Line of Effect: Maneuvers that affect a target other than you require line of effect. A line of effect is a straight, unblocked path that indicates what an effect can affect. A solid barrier cancels a line of effect, but line of effect is not blocked by fog, darkness, and other factors that limit normal sight.

You must have a clear line of effect to any target that you initiate a maneuver against, or to any space in which you wish to create an effect at range (if your maneuver allows that). A burst or emanation affects only an area, creature, or objects to which it has a line of effect from its origin.

An otherwise solid barrier with a hole of at least 1 square foot through it does not block a maneuver’s line of effect.


A maneuver’s duration tells you how long its effect lasts.

End of Turn: The maneuver’s effect lasts until the end of your turn, then ceases to function.

Instantaneous: The effect of the maneuver comes and goes the instant the maneuver is initiated, though the consequences might be long-lasting. For example, the moment of alacrity boost takes only a swift action to initiate, but it improves your initiative count for the duration of the combat.

One-Round Durations: Some durations are measured as 1 round. You gain the capability to perform whatever special effect or attack the maneuver permits on your turn. Immediately before your action in the round after you initiated the maneuver, its effect comes to an end.

Stance: This duration indicates that the ability is a stance, and therefore ends only when you will it to end, when you become helpless, or when you fulfill a specific condition described in the stance’s description.

Timed Durations: Many maneuvers last some number of rounds or minutes. When the time is up, the energy sustaining the effect fades, and the maneuver’s effect ends.

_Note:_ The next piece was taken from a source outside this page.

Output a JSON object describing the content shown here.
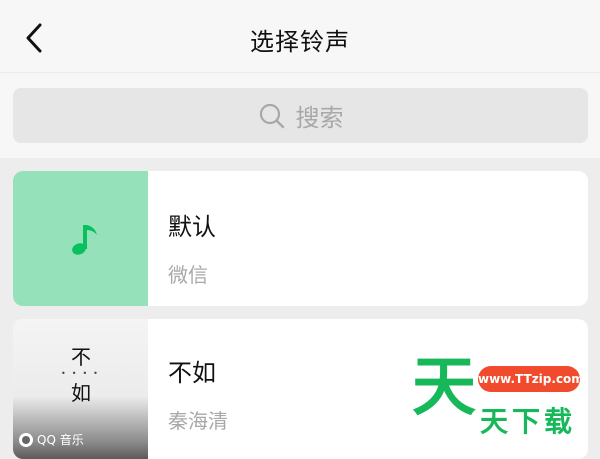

No Duration: The effect of a maneuver without a duration lasts only as long as it takes you to initiate the maneuver. Some maneuvers “last” less than a full round. Such is often the case for maneuvers that deal extra damage on top of your normal melee damage. For example, a strike with an initiation action of 1 standard action would effectively have a duration of 1 standard action; the effect of the strike is tied to the action of making the attack. When this is the case, no duration entry is given.


Sometimes, a maneuver with a special effect or supernatural augmentation that targets an enemy allows the creature or object to make a saving throw to avoid some or all of the effect. The saving throw line in a maneuver description defines which type of saving throw a maneuver allows.

Negates: The maneuver has no additional effect on a subject that makes a successful saving throw.

Partial: The maneuver causes an effect on its subject, such as death. A successful saving throw means that some lesser effect occurs (such as being dealt damage rather than being killed).

Half: The maneuver deals damage, and a successful saving throw halves the damage taken (round down).

None: In a case where no saving throw is allowed, the saving throw line is omitted.

Saving Throw Difficulty Class: The formula for determining a saving throw DC against a maneuver’s special effect is provided in the maneuver’s description.


Unlike spell descriptions or power descriptions, martial maneuvers don’t have a spell resistance or power resistance entry. Since maneuvers are extraordinary or supernatural abilities, not spells or spell-like abilities, spell resistance does not affect a maneuver.


This portion of the maneuver description explains what the maneuver does and how it works. It begins with a sentence or two of italicized “read-aloud” text that gives players an image of how the maneuver does what it does. If one of the previous lines in the maneuver description included “see text,” this section is where you find the explanation.